July 2021 has seen the beginning of the end for the scheme, with employers being asked month by month to gradually contribute more money, with the scheme coming to an end by the end of September 2021.

Many businesses have struggled with cash flow due to COVID-19 and for some are looking at whether they can afford to retain all of their members of staff. For some, this could be a temporary issue, whereas others are worried about the long-term effects.

There are a variety of options for employers if they are faced with the difficultly of retaining all of their staff:

  1. Dismissals – employers could terminate individual’s employment who have less than two years’ service, in which they would be entitled to their contractual notice, which could be paid in lieu, together with a payment in respect of accrued untaken holiday entitlement.
  1. Redundancies – if employers need to make further savings, they could terminate employees with more than two years’ service by reason of redundancy. However businesses need to follow a fair and reasonable selection and consultation process, otherwise they could be exposed to claims for unfair dismissal. If someone is dismissed for redundancy, they would be entitled to claim the abovementioned payments and a statutory redundancy payment.
  1. Lay-off – employers are able to lay-off members of staff if the contractual right exists in their Contract of Employment. However individuals can only be laid off for a reasonable period of time. Individuals could get a statutory guarantee payment for time off work, although this is extremely low and payable for 5 workless days in any 3 month period. If the lay-off is for an unreasonable period of time, individuals could consider themselves to be redundant and claim the abovementioned payments.
  1. Unpaid leave and changing contractual terms –businesses could consult their workforce to see whether imposing unpaid leave, salary reductions or other contractual variations could be agreed, thereby limiting potential redundancies.
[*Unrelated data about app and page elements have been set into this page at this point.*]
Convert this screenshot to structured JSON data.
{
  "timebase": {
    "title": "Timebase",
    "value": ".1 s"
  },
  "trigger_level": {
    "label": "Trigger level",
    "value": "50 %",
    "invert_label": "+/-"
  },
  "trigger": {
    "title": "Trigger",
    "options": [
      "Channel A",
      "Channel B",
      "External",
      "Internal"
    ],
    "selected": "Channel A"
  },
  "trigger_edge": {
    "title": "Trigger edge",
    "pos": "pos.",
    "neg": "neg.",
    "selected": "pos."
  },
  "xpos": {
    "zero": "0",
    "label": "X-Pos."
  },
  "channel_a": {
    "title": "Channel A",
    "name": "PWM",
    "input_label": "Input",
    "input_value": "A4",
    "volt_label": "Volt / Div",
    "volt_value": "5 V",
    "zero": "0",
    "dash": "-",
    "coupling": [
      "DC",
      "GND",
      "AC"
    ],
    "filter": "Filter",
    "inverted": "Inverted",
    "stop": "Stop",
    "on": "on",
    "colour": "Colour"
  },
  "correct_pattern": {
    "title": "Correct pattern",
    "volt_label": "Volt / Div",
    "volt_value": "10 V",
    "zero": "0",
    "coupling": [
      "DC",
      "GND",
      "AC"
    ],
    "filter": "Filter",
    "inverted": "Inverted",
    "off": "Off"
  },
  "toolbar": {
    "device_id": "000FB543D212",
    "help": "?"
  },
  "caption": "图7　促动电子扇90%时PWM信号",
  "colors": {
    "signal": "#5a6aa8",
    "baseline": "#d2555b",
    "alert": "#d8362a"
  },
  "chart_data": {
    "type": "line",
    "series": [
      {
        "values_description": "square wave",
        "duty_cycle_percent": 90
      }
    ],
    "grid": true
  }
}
For further information, please do not hesitate to contact the Employment Team on 01905 734037 or by completing the online enquiry form.